Badly bruised and with some fractures, the three were shocked and worried about their safety, said Raphael Haddad, president of the French Jewish Student Union, who spoke to the victims on Sunday.

“Their attackers were also from the neighborhood,” said Haddad in a telephone interview, “so they are worried about what will happen if they see them again.”

The three reported the incident to Paris police on Saturday after going to the hospital. The attack took place at about 6:30 p.m. in the low-income, heavily Jewish and Muslim northeastern Paris neighborhood, where 17-year-old Rudy Haddad was beaten on June 21 by a group of young people.

Two of Haddad’s assailants were charged with “attempted murder and group violence aggravated by their anti-Semitic character.”

Richard Prasquier, president of the Jewish umbrella organization, CRIF, told Jewish Radio RCJ on Sunday that he was “certain” the three were targeted because they were identified as Jews.

“There isn’t a shadow of a doubt” concerning the “anti-Semitic character” of the crime, said Prasquier. “Let it be made clear — the boys who were walking by had a kippah.”

A Paris police spokeswoman said an investigation was launched to determine whether the incident was anti-Semitic, adding that the attackers reportedly did not speak to their victims.

The victims’ names were not made public by the French press, but the Jerusalem Post identified them as Bnei Akiva youth group counselors Kevin Bitan and David Buaziz, both 18, and Dan Nebet, 17.

Foundation to Give Birthright $30 Million

The Adelson Family Foundation has pledged another $30 million to the Birthright Israel Foundation.

Sheldon Adelson, the casino mogul who is chairman of the Las Vegas Sands Corp., and his wife, Dr. Miriam Adelson, have now contributed nearly $100 million in gifts over the past two years to the foundation that supplies private funds to Birthright.

The latest pledge consists of a $20 million contribution for 2009 and $10 million for 2010, said Michael Bohnen, president of the Adelson Foundation, in a news release Tuesday announcing the gift.

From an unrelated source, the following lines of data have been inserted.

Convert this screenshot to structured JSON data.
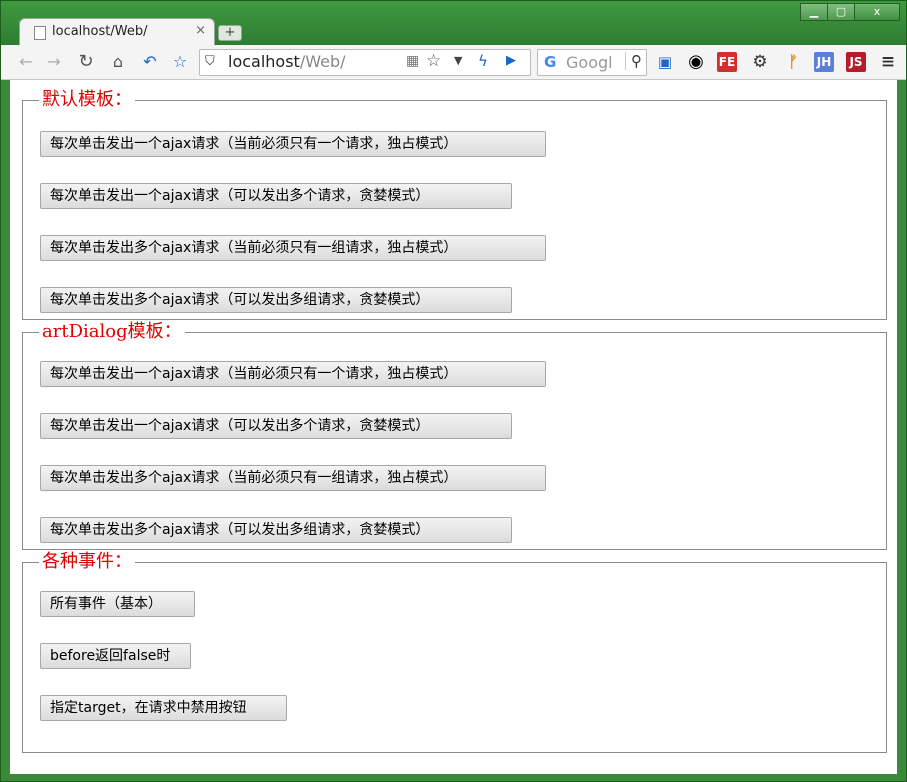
{
  "browser": {
    "tab_title": "localhost/Web/",
    "url_host": "localhost",
    "url_path": "/Web/",
    "search_placeholder": "Googl",
    "window_controls": {
      "minimize": "▁",
      "maximize": "▢",
      "close": "x"
    },
    "extensions": [
      "plus-grid-icon",
      "circle-icon",
      "fe-icon",
      "gear-icon",
      "branch-icon",
      "jh-icon",
      "js-icon",
      "menu-icon"
    ],
    "ext_labels": {
      "fe": "FE",
      "jh": "JH",
      "js": "JS"
    }
  },
  "sections": [
    {
      "legend": "默认模板：",
      "buttons": [
        "每次单击发出一个ajax请求（当前必须只有一个请求，独占模式）",
        "每次单击发出一个ajax请求（可以发出多个请求，贪婪模式）",
        "每次单击发出多个ajax请求（当前必须只有一组请求，独占模式）",
        "每次单击发出多个ajax请求（可以发出多组请求，贪婪模式）"
      ]
    },
    {
      "legend": "artDialog模板：",
      "buttons": [
        "每次单击发出一个ajax请求（当前必须只有一个请求，独占模式）",
        "每次单击发出一个ajax请求（可以发出多个请求，贪婪模式）",
        "每次单击发出多个ajax请求（当前必须只有一组请求，独占模式）",
        "每次单击发出多个ajax请求（可以发出多组请求，贪婪模式）"
      ]
    },
    {
      "legend": "各种事件：",
      "buttons": [
        "所有事件（基本）",
        "before返回false时",
        "指定target，在请求中禁用按钮"
      ]
    }
  ]
}
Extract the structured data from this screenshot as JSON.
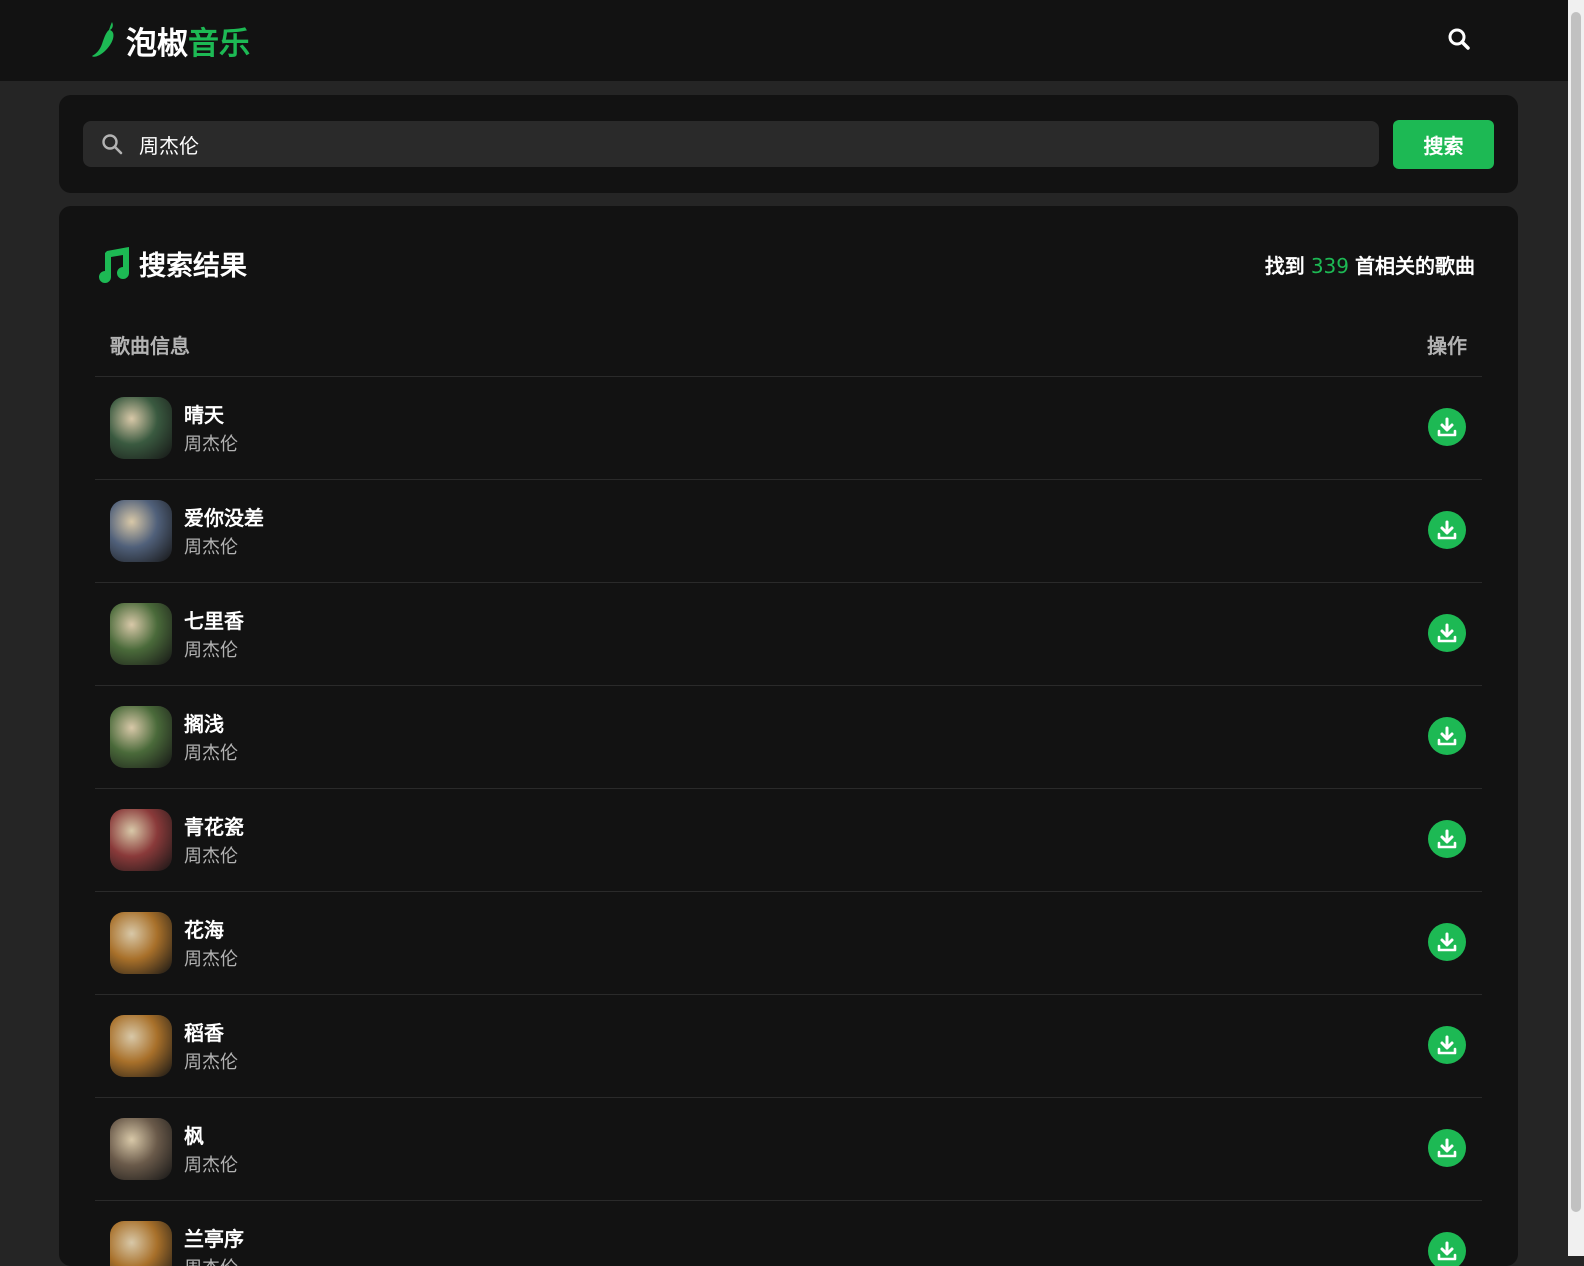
{
  "header": {
    "logo_part1": "泡椒",
    "logo_part2": "音乐",
    "search_icon": "search-icon"
  },
  "search": {
    "value": "周杰伦",
    "button_label": "搜索",
    "icon": "search-icon"
  },
  "results": {
    "title": "搜索结果",
    "count_prefix": "找到",
    "count": "339",
    "count_suffix": "首相关的歌曲",
    "col_song": "歌曲信息",
    "col_action": "操作",
    "songs": [
      {
        "name": "晴天",
        "artist": "周杰伦",
        "cover_color": "#3a5a40"
      },
      {
        "name": "爱你没差",
        "artist": "周杰伦",
        "cover_color": "#50607a"
      },
      {
        "name": "七里香",
        "artist": "周杰伦",
        "cover_color": "#4a6a3a"
      },
      {
        "name": "搁浅",
        "artist": "周杰伦",
        "cover_color": "#4a6a3a"
      },
      {
        "name": "青花瓷",
        "artist": "周杰伦",
        "cover_color": "#8a3a3a"
      },
      {
        "name": "花海",
        "artist": "周杰伦",
        "cover_color": "#a8702a"
      },
      {
        "name": "稻香",
        "artist": "周杰伦",
        "cover_color": "#a8702a"
      },
      {
        "name": "枫",
        "artist": "周杰伦",
        "cover_color": "#6a5a4a"
      },
      {
        "name": "兰亭序",
        "artist": "周杰伦",
        "cover_color": "#a8702a"
      }
    ]
  },
  "colors": {
    "accent": "#1db954",
    "background": "#252525",
    "card": "#121212"
  }
}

Adelson said in the release that Birthright Israel “has proven to be the best vehicle we have to strengthen the Jewish community and our people’s connection with the State of Israel. We are honored to have helped Birthright Israel establish a track record of effectiveness on an unprecedented scale, and we look forward to its continued success.”

He called the gift a challenge to other philanthropists to step up during difficult financial times.

Adelson in September 2007 was ranked third on the Forbes magazine list of wealthiest Americans, with a net worth estimated at $28 billion.

Bronfman Prize Seeks Nominations

The Charles Bronfman Prize is seeking nominees for 2009. The prize, which includes a $100,000 award, celebrates the accomplishments of individuals, 50 years old or younger, whose Jewish values have infused their efforts to better the world.

The prize, named for the Birthright Israel co-founder, was launched in 2002 by his children, Stephen Bronfman and Ellen Bronfman Hauptman. Past Bronfman Prize winners include Jay Feinberg, founder of the Gift of Life Bone Marrow Foundation, and Israeli environmentalist Dr. Alon Tal.

Deadline for nominations is Nov. 30.

For nomination forms or more information, visit www.thecharlesbronfmanprize.com.

— Staff Report

Entire Quebec Town Invited to Wedding

Jewish couple Hana Sellem and Moshe Barouk, invited hundreds of residents of Sainte-Agathe-des-Monts to their wedding Tuesday as a gesture of good will after a series of anti-Semitic attacks in the town this summer.

Sellem, 26, an immigrant from France who follows Lubavitch-Chabad teachings, is vice principal of a Jewish teacher’s college in the town.

The couple printed wedding guides in French and English explaining the ceremony. About 300 residents attended.

Briefs courtesy Jewish Telegraphic Agency.